How to complete this task: Scan the lines below for the string "desc" and copy every one that has it.

Extracted entries:
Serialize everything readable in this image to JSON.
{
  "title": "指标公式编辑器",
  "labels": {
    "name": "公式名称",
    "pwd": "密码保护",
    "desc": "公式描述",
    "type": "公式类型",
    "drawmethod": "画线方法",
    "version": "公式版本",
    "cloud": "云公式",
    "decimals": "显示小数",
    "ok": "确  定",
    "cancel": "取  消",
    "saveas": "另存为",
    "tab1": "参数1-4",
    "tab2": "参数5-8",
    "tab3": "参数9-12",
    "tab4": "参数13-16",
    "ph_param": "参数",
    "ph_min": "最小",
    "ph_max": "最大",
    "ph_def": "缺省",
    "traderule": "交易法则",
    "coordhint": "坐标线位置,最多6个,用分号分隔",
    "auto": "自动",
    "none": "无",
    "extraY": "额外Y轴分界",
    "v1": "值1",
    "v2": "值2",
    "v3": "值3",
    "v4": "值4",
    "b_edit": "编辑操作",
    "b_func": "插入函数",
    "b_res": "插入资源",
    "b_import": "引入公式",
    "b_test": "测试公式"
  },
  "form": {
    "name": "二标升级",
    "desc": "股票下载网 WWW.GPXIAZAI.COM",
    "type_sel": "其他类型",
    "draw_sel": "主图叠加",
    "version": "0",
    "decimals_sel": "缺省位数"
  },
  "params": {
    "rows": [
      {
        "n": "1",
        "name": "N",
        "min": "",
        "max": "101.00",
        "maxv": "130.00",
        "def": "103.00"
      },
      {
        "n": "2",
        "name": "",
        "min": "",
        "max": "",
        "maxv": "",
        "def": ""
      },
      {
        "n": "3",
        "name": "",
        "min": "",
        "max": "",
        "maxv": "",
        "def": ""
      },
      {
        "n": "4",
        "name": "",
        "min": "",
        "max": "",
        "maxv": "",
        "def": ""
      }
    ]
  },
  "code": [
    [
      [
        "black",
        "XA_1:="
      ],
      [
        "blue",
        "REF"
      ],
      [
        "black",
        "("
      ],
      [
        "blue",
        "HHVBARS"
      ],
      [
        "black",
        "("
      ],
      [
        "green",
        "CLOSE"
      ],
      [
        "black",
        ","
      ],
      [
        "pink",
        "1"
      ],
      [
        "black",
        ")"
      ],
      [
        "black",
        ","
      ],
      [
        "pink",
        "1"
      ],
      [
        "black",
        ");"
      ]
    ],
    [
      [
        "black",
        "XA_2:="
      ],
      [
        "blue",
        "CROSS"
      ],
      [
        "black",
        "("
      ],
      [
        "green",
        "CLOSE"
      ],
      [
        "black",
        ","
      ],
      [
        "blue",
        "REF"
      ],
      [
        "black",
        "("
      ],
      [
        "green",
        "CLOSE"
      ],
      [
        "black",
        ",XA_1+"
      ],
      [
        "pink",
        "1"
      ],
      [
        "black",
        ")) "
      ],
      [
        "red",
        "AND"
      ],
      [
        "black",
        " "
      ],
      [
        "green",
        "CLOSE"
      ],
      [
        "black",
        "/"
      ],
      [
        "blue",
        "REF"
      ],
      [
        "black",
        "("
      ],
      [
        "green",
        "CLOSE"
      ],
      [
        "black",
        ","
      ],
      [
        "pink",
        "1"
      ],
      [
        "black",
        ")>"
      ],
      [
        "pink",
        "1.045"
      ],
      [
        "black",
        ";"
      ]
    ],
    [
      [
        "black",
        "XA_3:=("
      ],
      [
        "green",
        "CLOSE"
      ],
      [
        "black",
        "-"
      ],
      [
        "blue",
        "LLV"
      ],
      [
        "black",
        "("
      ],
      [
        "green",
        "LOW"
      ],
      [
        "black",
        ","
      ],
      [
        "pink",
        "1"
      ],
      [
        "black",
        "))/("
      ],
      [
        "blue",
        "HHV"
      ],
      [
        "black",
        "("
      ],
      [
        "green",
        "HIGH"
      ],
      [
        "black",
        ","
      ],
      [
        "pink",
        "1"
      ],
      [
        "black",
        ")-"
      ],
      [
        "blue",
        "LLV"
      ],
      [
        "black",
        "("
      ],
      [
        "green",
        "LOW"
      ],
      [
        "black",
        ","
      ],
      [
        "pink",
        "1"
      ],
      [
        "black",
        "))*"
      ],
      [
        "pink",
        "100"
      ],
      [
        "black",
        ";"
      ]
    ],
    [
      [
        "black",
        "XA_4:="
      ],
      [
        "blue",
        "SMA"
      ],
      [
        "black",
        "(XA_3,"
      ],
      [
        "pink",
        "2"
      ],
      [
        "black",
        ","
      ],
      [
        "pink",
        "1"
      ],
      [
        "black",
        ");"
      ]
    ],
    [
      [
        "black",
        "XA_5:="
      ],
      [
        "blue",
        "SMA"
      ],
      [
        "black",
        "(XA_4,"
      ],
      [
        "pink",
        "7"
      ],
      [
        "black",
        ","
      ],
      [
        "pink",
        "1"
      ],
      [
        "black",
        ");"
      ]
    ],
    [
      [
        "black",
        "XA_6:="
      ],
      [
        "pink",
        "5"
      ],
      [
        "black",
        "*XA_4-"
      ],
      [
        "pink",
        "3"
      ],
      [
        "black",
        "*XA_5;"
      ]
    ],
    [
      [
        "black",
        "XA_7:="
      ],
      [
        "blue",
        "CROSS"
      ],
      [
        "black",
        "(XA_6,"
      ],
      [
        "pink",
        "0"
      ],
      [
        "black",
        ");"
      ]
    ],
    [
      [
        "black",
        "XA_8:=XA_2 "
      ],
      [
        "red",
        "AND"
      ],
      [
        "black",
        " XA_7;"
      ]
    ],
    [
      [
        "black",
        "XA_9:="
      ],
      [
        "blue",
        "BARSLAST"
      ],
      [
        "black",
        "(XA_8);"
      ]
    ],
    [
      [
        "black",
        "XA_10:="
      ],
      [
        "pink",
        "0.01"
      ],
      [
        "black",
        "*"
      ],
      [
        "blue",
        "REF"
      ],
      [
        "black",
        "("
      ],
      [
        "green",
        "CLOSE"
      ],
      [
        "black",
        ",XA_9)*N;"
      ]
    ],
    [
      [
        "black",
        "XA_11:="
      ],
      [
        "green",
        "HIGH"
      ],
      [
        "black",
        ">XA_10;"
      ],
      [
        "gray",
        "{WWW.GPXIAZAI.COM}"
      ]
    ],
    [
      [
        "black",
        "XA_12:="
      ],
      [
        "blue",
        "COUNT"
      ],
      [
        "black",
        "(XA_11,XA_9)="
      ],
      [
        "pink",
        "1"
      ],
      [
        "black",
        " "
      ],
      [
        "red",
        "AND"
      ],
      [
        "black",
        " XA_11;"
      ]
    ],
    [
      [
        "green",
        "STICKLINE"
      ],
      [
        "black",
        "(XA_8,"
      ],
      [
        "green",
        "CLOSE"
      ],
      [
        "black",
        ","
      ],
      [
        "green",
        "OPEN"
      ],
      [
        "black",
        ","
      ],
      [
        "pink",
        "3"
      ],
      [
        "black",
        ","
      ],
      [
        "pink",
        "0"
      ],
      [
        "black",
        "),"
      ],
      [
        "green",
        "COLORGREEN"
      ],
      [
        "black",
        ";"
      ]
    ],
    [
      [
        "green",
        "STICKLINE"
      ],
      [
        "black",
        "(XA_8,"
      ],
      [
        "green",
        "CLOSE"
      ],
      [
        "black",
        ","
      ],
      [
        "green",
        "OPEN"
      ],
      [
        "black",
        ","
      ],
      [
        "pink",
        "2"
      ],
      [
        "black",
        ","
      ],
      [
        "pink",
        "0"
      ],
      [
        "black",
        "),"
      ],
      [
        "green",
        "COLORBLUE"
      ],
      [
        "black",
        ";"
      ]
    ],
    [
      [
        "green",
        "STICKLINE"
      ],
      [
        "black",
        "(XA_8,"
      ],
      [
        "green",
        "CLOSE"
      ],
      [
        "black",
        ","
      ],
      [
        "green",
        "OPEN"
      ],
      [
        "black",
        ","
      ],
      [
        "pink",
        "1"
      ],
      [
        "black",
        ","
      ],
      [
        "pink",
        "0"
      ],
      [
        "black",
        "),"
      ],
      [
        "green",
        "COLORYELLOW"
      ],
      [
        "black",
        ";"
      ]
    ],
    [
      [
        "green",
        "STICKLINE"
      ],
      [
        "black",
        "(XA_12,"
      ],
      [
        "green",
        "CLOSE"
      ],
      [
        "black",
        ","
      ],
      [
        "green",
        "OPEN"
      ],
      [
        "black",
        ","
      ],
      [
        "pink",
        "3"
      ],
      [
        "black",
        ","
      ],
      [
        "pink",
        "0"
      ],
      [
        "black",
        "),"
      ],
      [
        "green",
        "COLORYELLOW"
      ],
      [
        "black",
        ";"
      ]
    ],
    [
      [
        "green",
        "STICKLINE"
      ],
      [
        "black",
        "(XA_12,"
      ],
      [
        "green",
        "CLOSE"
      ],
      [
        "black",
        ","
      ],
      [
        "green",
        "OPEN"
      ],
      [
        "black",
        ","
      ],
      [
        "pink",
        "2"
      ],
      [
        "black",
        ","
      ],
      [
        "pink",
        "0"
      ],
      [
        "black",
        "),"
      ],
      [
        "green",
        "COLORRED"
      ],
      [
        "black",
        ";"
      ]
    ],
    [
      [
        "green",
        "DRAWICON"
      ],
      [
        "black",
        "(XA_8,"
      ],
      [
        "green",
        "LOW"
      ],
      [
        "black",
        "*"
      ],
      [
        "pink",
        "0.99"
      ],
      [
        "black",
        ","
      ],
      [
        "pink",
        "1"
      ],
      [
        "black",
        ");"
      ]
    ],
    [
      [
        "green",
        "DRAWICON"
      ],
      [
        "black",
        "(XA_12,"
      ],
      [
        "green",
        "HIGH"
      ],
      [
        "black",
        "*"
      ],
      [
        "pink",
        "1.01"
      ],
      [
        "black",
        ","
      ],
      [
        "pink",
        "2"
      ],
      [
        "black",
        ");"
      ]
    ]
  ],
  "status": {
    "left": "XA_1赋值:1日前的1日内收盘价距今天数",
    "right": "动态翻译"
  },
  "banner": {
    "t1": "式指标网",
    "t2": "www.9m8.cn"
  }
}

Exercise response:
    "desc": "公式描述",
    "desc": "股票下载网 WWW.GPXIAZAI.COM",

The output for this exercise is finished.